[Opening EXCERPTED DATA section]

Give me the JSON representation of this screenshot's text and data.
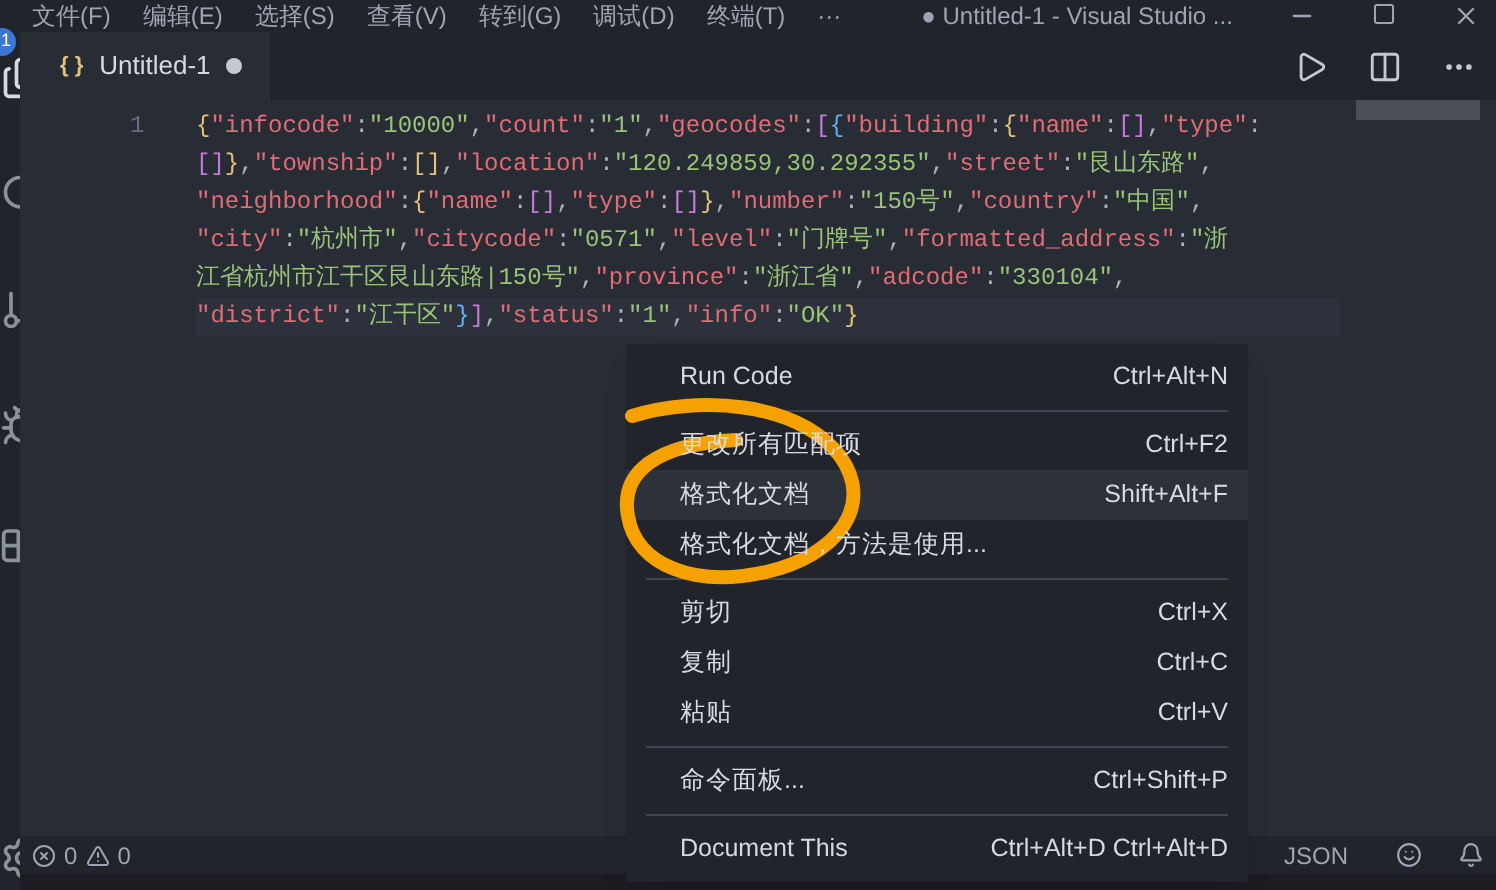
{
  "menu_bar": {
    "items": [
      "文件(F)",
      "编辑(E)",
      "选择(S)",
      "查看(V)",
      "转到(G)",
      "调试(D)",
      "终端(T)",
      "···"
    ],
    "title": "● Untitled-1 - Visual Studio ..."
  },
  "activity_bar": {
    "badge": "1"
  },
  "tabs": [
    {
      "icon_text": "{ }",
      "label": "Untitled-1",
      "modified": true,
      "selected": true
    }
  ],
  "editor": {
    "lines": [
      {
        "number": "1",
        "wrapped": [
          "{\"infocode\":\"10000\",\"count\":\"1\",\"geocodes\":[{\"building\":{\"name\":[],\"type\":",
          "[]},\"township\":[],\"location\":\"120.249859,30.292355\",\"street\":\"艮山东路\",",
          "\"neighborhood\":{\"name\":[],\"type\":[]},\"number\":\"150号\",\"country\":\"中国\",",
          "\"city\":\"杭州市\",\"citycode\":\"0571\",\"level\":\"门牌号\",\"formatted_address\":\"浙",
          "江省杭州市江干区艮山东路|150号\",\"province\":\"浙江省\",\"adcode\":\"330104\",",
          "\"district\":\"江干区\"}],\"status\":\"1\",\"info\":\"OK\"}"
        ]
      }
    ]
  },
  "context_menu": {
    "groups": [
      [
        {
          "label": "Run Code",
          "shortcut": "Ctrl+Alt+N",
          "selected": false
        }
      ],
      [
        {
          "label": "更改所有匹配项",
          "shortcut": "Ctrl+F2",
          "selected": false
        },
        {
          "label": "格式化文档",
          "shortcut": "Shift+Alt+F",
          "selected": true
        },
        {
          "label": "格式化文档，方法是使用...",
          "selected": false
        }
      ],
      [
        {
          "label": "剪切",
          "shortcut": "Ctrl+X",
          "selected": false
        },
        {
          "label": "复制",
          "shortcut": "Ctrl+C",
          "selected": false
        },
        {
          "label": "粘贴",
          "shortcut": "Ctrl+V",
          "selected": false
        }
      ],
      [
        {
          "label": "命令面板...",
          "shortcut": "Ctrl+Shift+P",
          "selected": false
        }
      ],
      [
        {
          "label": "Document This",
          "shortcut": "Ctrl+Alt+D Ctrl+Alt+D",
          "selected": false
        }
      ]
    ]
  },
  "status_bar": {
    "errors": "0",
    "warnings": "0",
    "language": "JSON"
  }
}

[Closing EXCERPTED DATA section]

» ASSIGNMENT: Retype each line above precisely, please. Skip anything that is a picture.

» REPLY TO THE TASK:
Give me the JSON representation of this screenshot's text and data.
{
  "menu_bar": {
    "items": [
      "文件(F)",
      "编辑(E)",
      "选择(S)",
      "查看(V)",
      "转到(G)",
      "调试(D)",
      "终端(T)",
      "···"
    ],
    "title": "● Untitled-1 - Visual Studio ..."
  },
  "activity_bar": {
    "badge": "1"
  },
  "tabs": [
    {
      "icon_text": "{ }",
      "label": "Untitled-1",
      "modified": true,
      "selected": true
    }
  ],
  "editor": {
    "lines": [
      {
        "number": "1",
        "wrapped": [
          "{\"infocode\":\"10000\",\"count\":\"1\",\"geocodes\":[{\"building\":{\"name\":[],\"type\":",
          "[]},\"township\":[],\"location\":\"120.249859,30.292355\",\"street\":\"艮山东路\",",
          "\"neighborhood\":{\"name\":[],\"type\":[]},\"number\":\"150号\",\"country\":\"中国\",",
          "\"city\":\"杭州市\",\"citycode\":\"0571\",\"level\":\"门牌号\",\"formatted_address\":\"浙",
          "江省杭州市江干区艮山东路|150号\",\"province\":\"浙江省\",\"adcode\":\"330104\",",
          "\"district\":\"江干区\"}],\"status\":\"1\",\"info\":\"OK\"}"
        ]
      }
    ]
  },
  "context_menu": {
    "groups": [
      [
        {
          "label": "Run Code",
          "shortcut": "Ctrl+Alt+N",
          "selected": false
        }
      ],
      [
        {
          "label": "更改所有匹配项",
          "shortcut": "Ctrl+F2",
          "selected": false
        },
        {
          "label": "格式化文档",
          "shortcut": "Shift+Alt+F",
          "selected": true
        },
        {
          "label": "格式化文档，方法是使用...",
          "selected": false
        }
      ],
      [
        {
          "label": "剪切",
          "shortcut": "Ctrl+X",
          "selected": false
        },
        {
          "label": "复制",
          "shortcut": "Ctrl+C",
          "selected": false
        },
        {
          "label": "粘贴",
          "shortcut": "Ctrl+V",
          "selected": false
        }
      ],
      [
        {
          "label": "命令面板...",
          "shortcut": "Ctrl+Shift+P",
          "selected": false
        }
      ],
      [
        {
          "label": "Document This",
          "shortcut": "Ctrl+Alt+D Ctrl+Alt+D",
          "selected": false
        }
      ]
    ]
  },
  "status_bar": {
    "errors": "0",
    "warnings": "0",
    "language": "JSON"
  }
}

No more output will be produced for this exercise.